KUTX, WXXI, WXPR, and WUWF – public radio stations across genres and in different parts of the country – explored bold, new ways to showcase live music throughout 2020 and 2021.
Public radio stations are often long-lasting, stalwart supporters of their hometowns. They’ve usually existed for decades, actively engaged with the community, and found a way to showcase music that is meaningful to their listeners. Through broadcasting sessions and shows, radio stations created a method of highlighting their brilliant local musicians and artists in an authentic experience of live music. On Public Radio Music Day, this year on November 10th, a number of stations are taking the chance to do just that.
Performing and hosting live music became more challenging beginning back in March 2020, due to the pandemic, and incurred bigger hurdles of how it was represented on-air. Stations across the country saw this as an opportunity to find new ways and alternative avenues for showcasing the live experience. “Last April was so tough,” remembers Debbie Hiott, general manager of KUT Public Media in Austin. “Part of the reason we exist is to support our local musicians and the music ecosystem in Austin, and that was about the time we were all starting to realize this was going to be a long, tough haul.” For Hiott, they’ve made it through. KUTX, their Triple A music station, hosted outdoor and small group shows to “keep our local artists out there and in front of folks as they were unable to connect in their usual ways” while incorporating new ventures and explorations, like Pause/Play, “a podcast about what happens to the live music capital when the music stops.”
Adapting the live experience was a group effort for both stations and artists. But public radio excelled in reworking established shows into new showcases.
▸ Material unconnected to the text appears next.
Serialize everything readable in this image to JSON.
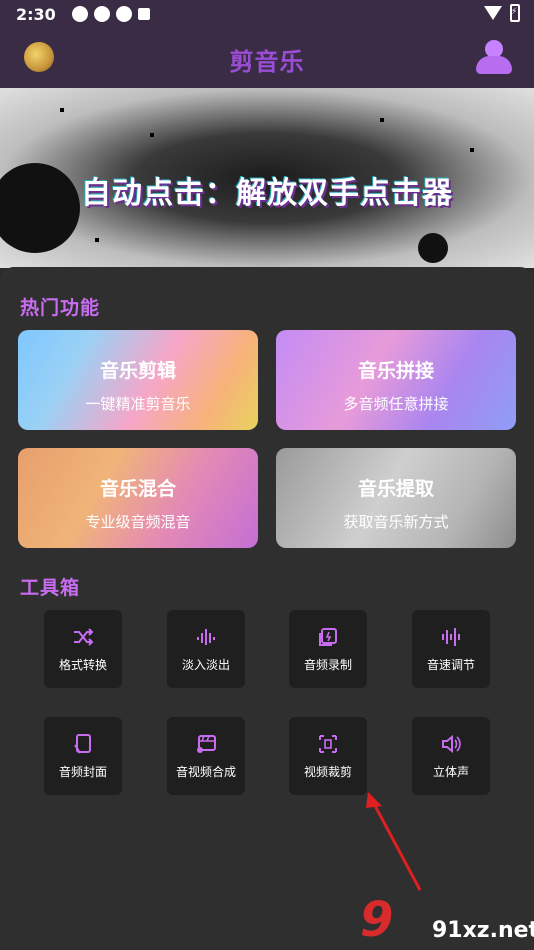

Mona Seghatoleslami, host of Live from Hochstein on Rochester’s WXXI, saw that, “We were able to use the power of radio to still connect those live performances.” The standout for WXXI was Homestage, where “artists perform[ed] from their homes so you were able to enjoy a show in yours.” When cities began to allow for smaller in-person experience, WXXI was able to further refine the idea with Homestage at The Little where they were able to produce sessions that went across their airwaves, online, and on WXXI TV. Seghatoleslami and WXXI kept pushing for these new ways so they could “share the magic that happens when musicians finally come together to play once again.”
Jared Kropidlowski, music director of northern Wisconsin’s WXPR saw that “throughout the pandemic so many things have been difficult to overcome, but artists, musicians, and performers alike have all proven that creativity can thrive during these strange, divisive times.” WXPR directly supported that creativity by reallocating the budget for their live concert series to the Homegrown Concert Series. By condensing the team to an audio engineer and videographer, WXPR gave back to the musicians and offered up a way, as Kropidlowski thought, “to express themselves and play music somewhere other than their home or practice space,” spaces where many musicians found themselves limited in scope and opportunity. Plus, to Kropidolowski, he saw how in the opportunity to play on a stage at Nicolet College, even an empty one, “there was a sense of pride that each artist shared while performing,” a key component that could be hard to showcase during the pandemic.
Building off the success of co-founding the Pensacola JazzFest and RadioLive in the 80s, when WUWF was asked to help promote the local Jazz for Justice in the 2010s, “it was a no-brainer” explained Executive Director Pat Crawford. “The purpose of the event is to raise awareness and support for the free legal services they provide to folks who can’t afford such services” but when 2020 proved too difficult to host a live event, WUWF worked with them to rise to the occasion. Crawford continued, “The artists submitted video performances to us which we used to produce the virtual event. Our jazz producer moderated the program which we aired simultaneously on radio, television, and Facebook Live.” When asked how public radio supports its communities, like with the Jazz for Justice event, Crawford pointed to the notion that “first and foremost public radio provides the citizens in the communities it serves with factual information and programming that educates and enlightens them about things that matter.”
For WXXI and Mona Seghatoleslami, Public Radio Day 2021 is a day they see as “a chance to connect with people about the fact that music matters.” Public Radio Music Day is when stations recognize their unique role in the music community. For WXPR and Jared Kropidlowski, it’s a day to “highlight what we already love: local music, music that deserves airplay,” music finds a real home on stations like his. KUTX’s Debbie Hiott put it pointedly, wanting to take the day as another chance to evangelize “how public radio music stations can fulfill a mission of introducing people to new music, new cultures, and new communities by working collaboratively with our local artists.” With the ways these stations have done the impossible and kept their listeners connected to that immediate and universal love of live music through 2020 and 2021, Public Radio Music Day is a chance to look at their success and ingenuity by honoring their significance in the music industry the best way they know how: sharing great music.